### ASSIGNMENT:
Filter the data for lines with the word "category", then copy every line so identified.
(RECORDED INFORMATION Opens)
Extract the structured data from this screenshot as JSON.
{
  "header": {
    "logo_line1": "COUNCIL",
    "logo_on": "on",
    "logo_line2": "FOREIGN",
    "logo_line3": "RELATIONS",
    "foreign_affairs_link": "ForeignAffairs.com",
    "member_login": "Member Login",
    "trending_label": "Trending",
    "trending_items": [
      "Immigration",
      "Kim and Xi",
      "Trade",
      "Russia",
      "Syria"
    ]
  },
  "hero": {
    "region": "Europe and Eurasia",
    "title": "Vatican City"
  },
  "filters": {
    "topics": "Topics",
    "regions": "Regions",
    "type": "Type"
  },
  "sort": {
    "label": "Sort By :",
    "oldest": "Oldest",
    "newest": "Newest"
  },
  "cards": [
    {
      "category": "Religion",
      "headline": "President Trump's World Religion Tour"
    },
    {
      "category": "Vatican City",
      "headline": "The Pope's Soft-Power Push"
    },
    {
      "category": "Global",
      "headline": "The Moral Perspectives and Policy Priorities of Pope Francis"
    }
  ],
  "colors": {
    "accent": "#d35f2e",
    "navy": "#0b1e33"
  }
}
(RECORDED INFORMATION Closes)
### THE COMPLETED TASK:
      "category": "Religion",
      "category": "Vatican City",
      "category": "Global",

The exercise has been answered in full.